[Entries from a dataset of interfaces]
▼
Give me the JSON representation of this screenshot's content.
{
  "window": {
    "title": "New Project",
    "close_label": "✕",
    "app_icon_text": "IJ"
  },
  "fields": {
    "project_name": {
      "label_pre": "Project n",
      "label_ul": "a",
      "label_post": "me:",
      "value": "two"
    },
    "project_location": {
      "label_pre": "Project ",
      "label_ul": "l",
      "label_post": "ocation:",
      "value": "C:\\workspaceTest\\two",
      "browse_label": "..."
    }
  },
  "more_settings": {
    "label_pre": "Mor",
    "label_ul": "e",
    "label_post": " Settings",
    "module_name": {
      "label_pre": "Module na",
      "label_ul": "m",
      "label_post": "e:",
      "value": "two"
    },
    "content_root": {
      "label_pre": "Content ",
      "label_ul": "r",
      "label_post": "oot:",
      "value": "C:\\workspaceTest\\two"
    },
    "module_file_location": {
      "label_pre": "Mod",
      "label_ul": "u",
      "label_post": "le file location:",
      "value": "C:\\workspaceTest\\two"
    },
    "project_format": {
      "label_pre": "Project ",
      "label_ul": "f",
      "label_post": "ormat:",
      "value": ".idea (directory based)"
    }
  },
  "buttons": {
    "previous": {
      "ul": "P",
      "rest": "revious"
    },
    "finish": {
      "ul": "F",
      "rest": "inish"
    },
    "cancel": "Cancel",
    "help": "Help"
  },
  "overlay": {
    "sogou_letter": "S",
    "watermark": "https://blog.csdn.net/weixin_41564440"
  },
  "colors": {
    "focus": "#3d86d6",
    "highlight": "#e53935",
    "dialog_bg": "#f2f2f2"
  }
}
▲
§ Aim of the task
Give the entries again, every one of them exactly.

§ Task answer
Give me the JSON representation of this screenshot's content.
{
  "window": {
    "title": "New Project",
    "close_label": "✕",
    "app_icon_text": "IJ"
  },
  "fields": {
    "project_name": {
      "label_pre": "Project n",
      "label_ul": "a",
      "label_post": "me:",
      "value": "two"
    },
    "project_location": {
      "label_pre": "Project ",
      "label_ul": "l",
      "label_post": "ocation:",
      "value": "C:\\workspaceTest\\two",
      "browse_label": "..."
    }
  },
  "more_settings": {
    "label_pre": "Mor",
    "label_ul": "e",
    "label_post": " Settings",
    "module_name": {
      "label_pre": "Module na",
      "label_ul": "m",
      "label_post": "e:",
      "value": "two"
    },
    "content_root": {
      "label_pre": "Content ",
      "label_ul": "r",
      "label_post": "oot:",
      "value": "C:\\workspaceTest\\two"
    },
    "module_file_location": {
      "label_pre": "Mod",
      "label_ul": "u",
      "label_post": "le file location:",
      "value": "C:\\workspaceTest\\two"
    },
    "project_format": {
      "label_pre": "Project ",
      "label_ul": "f",
      "label_post": "ormat:",
      "value": ".idea (directory based)"
    }
  },
  "buttons": {
    "previous": {
      "ul": "P",
      "rest": "revious"
    },
    "finish": {
      "ul": "F",
      "rest": "inish"
    },
    "cancel": "Cancel",
    "help": "Help"
  },
  "overlay": {
    "sogou_letter": "S",
    "watermark": "https://blog.csdn.net/weixin_41564440"
  },
  "colors": {
    "focus": "#3d86d6",
    "highlight": "#e53935",
    "dialog_bg": "#f2f2f2"
  }
}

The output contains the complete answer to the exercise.